In short, any fantasies of Spanish-controlled Ireland, and some golden age beneath the strict control of Salamancan priests, is for las Aves (in both senses).
- why Elizabeth's non-navy was able to see off the Spanish fleet (not least vessels more suited to northern waters, and those mass-produced cannon from Sussex iron-masters);
- why the Agricultural Revolution in England spawned an industrial one (spare labour, the coincidence of coal and iron at the very moment when coal technology was taking off);
- why England, from Scottish know-how, developed sources of energy (i.e. steam technology);
- why England adapted and exploited Dutch liberal-capitalism;
- why other national economies across Europe didn't;
- why North America went Anglo-, not Latino- (which also meant no London-based power could tolerate foreign interests sitting a-top of Atlantic trade routes) and
- why Spain, of all contenders, was floundering by the seventeenth century, and effectively a failed state by the nineteenth.
They did have a tendency to paint a red cross on their sails and hope for the best at times, their military and navy was stuffed with minor sons of the nobility and every promotion or mission granted from the court was a political nightmare.
It is arguable that the finest victories the Royal Navy ever had were led by commanders who had merit as commanders, whether like Cochrane they had come in through the hawse-hole rather than by patronage, meaning they end up as Admirals having been Able Seaman when they started out.
It can be argued that as soon as the qualification level to be able to stand a watch as an officer changed from being examined in seamanship by a sitting of Captains at the Admiralty to pass for second Lieuftenant on a Royal Navy vessel the requirements changed around the end of the 18th century and a young lad had also to 'pass as a gentleman' that a similar deterioration began in the Royal Navy, away from merit and toward social standing.

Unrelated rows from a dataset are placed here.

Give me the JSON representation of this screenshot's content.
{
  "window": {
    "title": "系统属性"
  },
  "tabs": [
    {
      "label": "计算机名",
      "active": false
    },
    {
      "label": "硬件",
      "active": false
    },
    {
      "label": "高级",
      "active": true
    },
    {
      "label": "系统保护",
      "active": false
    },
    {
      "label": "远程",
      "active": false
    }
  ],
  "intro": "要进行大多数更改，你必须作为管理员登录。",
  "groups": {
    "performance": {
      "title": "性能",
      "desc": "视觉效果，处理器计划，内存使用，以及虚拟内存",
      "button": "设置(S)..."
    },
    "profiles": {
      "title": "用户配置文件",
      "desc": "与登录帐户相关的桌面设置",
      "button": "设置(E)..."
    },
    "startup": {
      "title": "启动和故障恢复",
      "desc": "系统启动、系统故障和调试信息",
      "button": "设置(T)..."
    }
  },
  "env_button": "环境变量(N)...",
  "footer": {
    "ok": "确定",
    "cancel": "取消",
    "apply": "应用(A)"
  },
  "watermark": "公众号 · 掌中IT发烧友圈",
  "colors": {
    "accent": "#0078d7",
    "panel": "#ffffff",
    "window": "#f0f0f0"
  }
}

This would have meant Nelson would have scraped past as the son of a Norfolk landowner and some schooling whereas Cochrane would not have passed and would have remained a Master at best. And there is a school of thought that said Nelson was a fine leader of men (the 'Nelson touch') whereas Cochrane was a sailor's sailor and great tactician.